■ **Work to be completed**
Return each entry unchanged.

■ **Records shown**
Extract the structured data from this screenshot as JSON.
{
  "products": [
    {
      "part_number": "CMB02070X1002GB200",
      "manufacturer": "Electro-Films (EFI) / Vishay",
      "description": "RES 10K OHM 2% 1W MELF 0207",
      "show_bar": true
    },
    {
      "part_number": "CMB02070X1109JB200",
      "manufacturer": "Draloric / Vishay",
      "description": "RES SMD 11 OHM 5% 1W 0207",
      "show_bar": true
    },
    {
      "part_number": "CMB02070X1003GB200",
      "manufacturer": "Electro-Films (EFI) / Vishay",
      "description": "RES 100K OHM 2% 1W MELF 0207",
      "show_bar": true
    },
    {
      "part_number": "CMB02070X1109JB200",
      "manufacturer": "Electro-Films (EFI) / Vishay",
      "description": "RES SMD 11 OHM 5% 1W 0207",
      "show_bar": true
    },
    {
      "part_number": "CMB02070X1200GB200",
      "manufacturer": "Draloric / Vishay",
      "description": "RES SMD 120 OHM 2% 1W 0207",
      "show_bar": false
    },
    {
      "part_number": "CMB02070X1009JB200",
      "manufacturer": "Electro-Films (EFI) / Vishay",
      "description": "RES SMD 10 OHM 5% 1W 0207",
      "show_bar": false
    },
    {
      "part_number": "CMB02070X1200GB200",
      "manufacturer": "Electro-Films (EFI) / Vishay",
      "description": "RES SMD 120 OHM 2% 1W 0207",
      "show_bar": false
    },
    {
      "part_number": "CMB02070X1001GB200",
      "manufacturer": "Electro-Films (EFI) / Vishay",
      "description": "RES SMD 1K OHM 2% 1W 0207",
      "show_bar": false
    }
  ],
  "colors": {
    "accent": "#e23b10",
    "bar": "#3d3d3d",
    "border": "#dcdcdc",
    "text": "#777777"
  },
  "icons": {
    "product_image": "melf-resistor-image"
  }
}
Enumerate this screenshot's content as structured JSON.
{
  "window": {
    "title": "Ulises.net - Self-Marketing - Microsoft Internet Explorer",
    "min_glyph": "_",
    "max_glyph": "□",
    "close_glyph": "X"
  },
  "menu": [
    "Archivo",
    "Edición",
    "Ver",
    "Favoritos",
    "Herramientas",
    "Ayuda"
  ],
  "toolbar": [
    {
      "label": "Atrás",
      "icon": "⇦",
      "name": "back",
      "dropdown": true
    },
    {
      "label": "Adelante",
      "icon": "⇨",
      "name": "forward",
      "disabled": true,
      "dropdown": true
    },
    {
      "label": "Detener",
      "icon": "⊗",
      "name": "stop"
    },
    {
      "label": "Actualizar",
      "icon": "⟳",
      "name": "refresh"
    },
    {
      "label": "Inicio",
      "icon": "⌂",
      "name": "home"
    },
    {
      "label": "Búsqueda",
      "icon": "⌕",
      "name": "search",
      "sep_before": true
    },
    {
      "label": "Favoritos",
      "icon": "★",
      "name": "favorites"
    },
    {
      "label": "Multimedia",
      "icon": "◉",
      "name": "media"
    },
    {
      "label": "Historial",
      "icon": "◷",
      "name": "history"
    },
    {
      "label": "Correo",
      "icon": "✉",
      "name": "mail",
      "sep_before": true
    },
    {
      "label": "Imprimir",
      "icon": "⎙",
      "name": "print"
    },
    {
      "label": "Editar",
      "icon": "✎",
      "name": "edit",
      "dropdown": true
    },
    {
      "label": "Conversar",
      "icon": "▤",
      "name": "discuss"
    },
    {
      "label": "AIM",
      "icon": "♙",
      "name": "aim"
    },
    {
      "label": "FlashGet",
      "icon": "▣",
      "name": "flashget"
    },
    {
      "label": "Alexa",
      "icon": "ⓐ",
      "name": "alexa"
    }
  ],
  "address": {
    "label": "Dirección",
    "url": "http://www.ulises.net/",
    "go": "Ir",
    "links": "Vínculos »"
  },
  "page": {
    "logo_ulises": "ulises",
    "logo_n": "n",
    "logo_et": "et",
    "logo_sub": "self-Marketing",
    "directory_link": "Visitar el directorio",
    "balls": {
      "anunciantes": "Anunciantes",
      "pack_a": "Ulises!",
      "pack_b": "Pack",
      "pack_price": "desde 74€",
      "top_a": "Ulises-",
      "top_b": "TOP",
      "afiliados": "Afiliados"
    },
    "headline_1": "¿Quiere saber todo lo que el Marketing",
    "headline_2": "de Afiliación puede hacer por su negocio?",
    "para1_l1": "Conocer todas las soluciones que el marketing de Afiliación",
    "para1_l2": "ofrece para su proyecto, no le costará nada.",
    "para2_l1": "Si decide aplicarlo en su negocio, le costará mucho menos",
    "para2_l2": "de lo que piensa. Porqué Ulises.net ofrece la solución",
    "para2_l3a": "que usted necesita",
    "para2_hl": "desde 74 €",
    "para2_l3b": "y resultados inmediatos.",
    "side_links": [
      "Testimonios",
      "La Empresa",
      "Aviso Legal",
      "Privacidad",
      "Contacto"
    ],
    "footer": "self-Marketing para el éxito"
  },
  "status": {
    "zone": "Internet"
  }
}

■ **Response area**
Extract the structured data from this screenshot as JSON.
{
  "products": [
    {
      "part_number": "CMB02070X1002GB200",
      "manufacturer": "Electro-Films (EFI) / Vishay",
      "description": "RES 10K OHM 2% 1W MELF 0207",
      "show_bar": true
    },
    {
      "part_number": "CMB02070X1109JB200",
      "manufacturer": "Draloric / Vishay",
      "description": "RES SMD 11 OHM 5% 1W 0207",
      "show_bar": true
    },
    {
      "part_number": "CMB02070X1003GB200",
      "manufacturer": "Electro-Films (EFI) / Vishay",
      "description": "RES 100K OHM 2% 1W MELF 0207",
      "show_bar": true
    },
    {
      "part_number": "CMB02070X1109JB200",
      "manufacturer": "Electro-Films (EFI) / Vishay",
      "description": "RES SMD 11 OHM 5% 1W 0207",
      "show_bar": true
    },
    {
      "part_number": "CMB02070X1200GB200",
      "manufacturer": "Draloric / Vishay",
      "description": "RES SMD 120 OHM 2% 1W 0207",
      "show_bar": false
    },
    {
      "part_number": "CMB02070X1009JB200",
      "manufacturer": "Electro-Films (EFI) / Vishay",
      "description": "RES SMD 10 OHM 5% 1W 0207",
      "show_bar": false
    },
    {
      "part_number": "CMB02070X1200GB200",
      "manufacturer": "Electro-Films (EFI) / Vishay",
      "description": "RES SMD 120 OHM 2% 1W 0207",
      "show_bar": false
    },
    {
      "part_number": "CMB02070X1001GB200",
      "manufacturer": "Electro-Films (EFI) / Vishay",
      "description": "RES SMD 1K OHM 2% 1W 0207",
      "show_bar": false
    }
  ],
  "colors": {
    "accent": "#e23b10",
    "bar": "#3d3d3d",
    "border": "#dcdcdc",
    "text": "#777777"
  },
  "icons": {
    "product_image": "melf-resistor-image"
  }
}
Enumerate this screenshot's content as structured JSON.
{
  "window": {
    "title": "Ulises.net - Self-Marketing - Microsoft Internet Explorer",
    "min_glyph": "_",
    "max_glyph": "□",
    "close_glyph": "X"
  },
  "menu": [
    "Archivo",
    "Edición",
    "Ver",
    "Favoritos",
    "Herramientas",
    "Ayuda"
  ],
  "toolbar": [
    {
      "label": "Atrás",
      "icon": "⇦",
      "name": "back",
      "dropdown": true
    },
    {
      "label": "Adelante",
      "icon": "⇨",
      "name": "forward",
      "disabled": true,
      "dropdown": true
    },
    {
      "label": "Detener",
      "icon": "⊗",
      "name": "stop"
    },
    {
      "label": "Actualizar",
      "icon": "⟳",
      "name": "refresh"
    },
    {
      "label": "Inicio",
      "icon": "⌂",
      "name": "home"
    },
    {
      "label": "Búsqueda",
      "icon": "⌕",
      "name": "search",
      "sep_before": true
    },
    {
      "label": "Favoritos",
      "icon": "★",
      "name": "favorites"
    },
    {
      "label": "Multimedia",
      "icon": "◉",
      "name": "media"
    },
    {
      "label": "Historial",
      "icon": "◷",
      "name": "history"
    },
    {
      "label": "Correo",
      "icon": "✉",
      "name": "mail",
      "sep_before": true
    },
    {
      "label": "Imprimir",
      "icon": "⎙",
      "name": "print"
    },
    {
      "label": "Editar",
      "icon": "✎",
      "name": "edit",
      "dropdown": true
    },
    {
      "label": "Conversar",
      "icon": "▤",
      "name": "discuss"
    },
    {
      "label": "AIM",
      "icon": "♙",
      "name": "aim"
    },
    {
      "label": "FlashGet",
      "icon": "▣",
      "name": "flashget"
    },
    {
      "label": "Alexa",
      "icon": "ⓐ",
      "name": "alexa"
    }
  ],
  "address": {
    "label": "Dirección",
    "url": "http://www.ulises.net/",
    "go": "Ir",
    "links": "Vínculos »"
  },
  "page": {
    "logo_ulises": "ulises",
    "logo_n": "n",
    "logo_et": "et",
    "logo_sub": "self-Marketing",
    "directory_link": "Visitar el directorio",
    "balls": {
      "anunciantes": "Anunciantes",
      "pack_a": "Ulises!",
      "pack_b": "Pack",
      "pack_price": "desde 74€",
      "top_a": "Ulises-",
      "top_b": "TOP",
      "afiliados": "Afiliados"
    },
    "headline_1": "¿Quiere saber todo lo que el Marketing",
    "headline_2": "de Afiliación puede hacer por su negocio?",
    "para1_l1": "Conocer todas las soluciones que el marketing de Afiliación",
    "para1_l2": "ofrece para su proyecto, no le costará nada.",
    "para2_l1": "Si decide aplicarlo en su negocio, le costará mucho menos",
    "para2_l2": "de lo que piensa. Porqué Ulises.net ofrece la solución",
    "para2_l3a": "que usted necesita",
    "para2_hl": "desde 74 €",
    "para2_l3b": "y resultados inmediatos.",
    "side_links": [
      "Testimonios",
      "La Empresa",
      "Aviso Legal",
      "Privacidad",
      "Contacto"
    ],
    "footer": "self-Marketing para el éxito"
  },
  "status": {
    "zone": "Internet"
  }
}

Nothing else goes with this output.